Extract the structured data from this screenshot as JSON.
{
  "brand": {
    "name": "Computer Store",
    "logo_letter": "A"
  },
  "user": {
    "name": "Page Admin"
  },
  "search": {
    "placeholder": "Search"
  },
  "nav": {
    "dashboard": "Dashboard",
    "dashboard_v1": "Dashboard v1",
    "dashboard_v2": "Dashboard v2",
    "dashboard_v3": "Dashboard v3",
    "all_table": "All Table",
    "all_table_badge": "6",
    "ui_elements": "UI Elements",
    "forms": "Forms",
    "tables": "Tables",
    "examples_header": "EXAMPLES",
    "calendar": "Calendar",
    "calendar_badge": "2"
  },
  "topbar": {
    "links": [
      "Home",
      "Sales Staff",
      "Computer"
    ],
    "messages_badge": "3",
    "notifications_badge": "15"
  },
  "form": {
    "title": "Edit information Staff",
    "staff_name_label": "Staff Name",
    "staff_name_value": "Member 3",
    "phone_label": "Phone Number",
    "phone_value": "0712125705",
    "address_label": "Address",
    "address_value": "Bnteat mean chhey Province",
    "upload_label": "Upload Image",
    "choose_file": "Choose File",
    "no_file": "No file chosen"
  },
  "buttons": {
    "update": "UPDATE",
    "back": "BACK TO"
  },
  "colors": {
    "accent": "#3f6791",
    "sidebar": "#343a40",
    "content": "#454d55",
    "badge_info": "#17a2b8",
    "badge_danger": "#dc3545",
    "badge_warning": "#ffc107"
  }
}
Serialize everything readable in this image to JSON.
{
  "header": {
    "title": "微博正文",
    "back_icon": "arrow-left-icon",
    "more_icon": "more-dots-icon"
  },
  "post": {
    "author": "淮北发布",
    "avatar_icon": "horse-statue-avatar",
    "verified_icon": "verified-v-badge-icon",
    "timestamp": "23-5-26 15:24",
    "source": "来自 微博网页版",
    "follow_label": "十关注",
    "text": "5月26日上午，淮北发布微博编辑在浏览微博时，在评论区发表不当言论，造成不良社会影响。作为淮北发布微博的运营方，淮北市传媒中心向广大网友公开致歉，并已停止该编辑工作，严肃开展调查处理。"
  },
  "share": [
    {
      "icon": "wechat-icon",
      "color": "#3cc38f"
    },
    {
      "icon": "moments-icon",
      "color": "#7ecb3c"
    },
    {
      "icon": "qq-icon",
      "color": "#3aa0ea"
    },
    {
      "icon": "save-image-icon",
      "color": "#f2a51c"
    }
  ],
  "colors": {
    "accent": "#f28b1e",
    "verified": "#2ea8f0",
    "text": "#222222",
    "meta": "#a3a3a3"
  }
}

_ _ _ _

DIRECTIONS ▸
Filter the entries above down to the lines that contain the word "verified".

TASK ANSWER ▸
    "verified_icon": "verified-v-badge-icon",
    "verified": "#2ea8f0",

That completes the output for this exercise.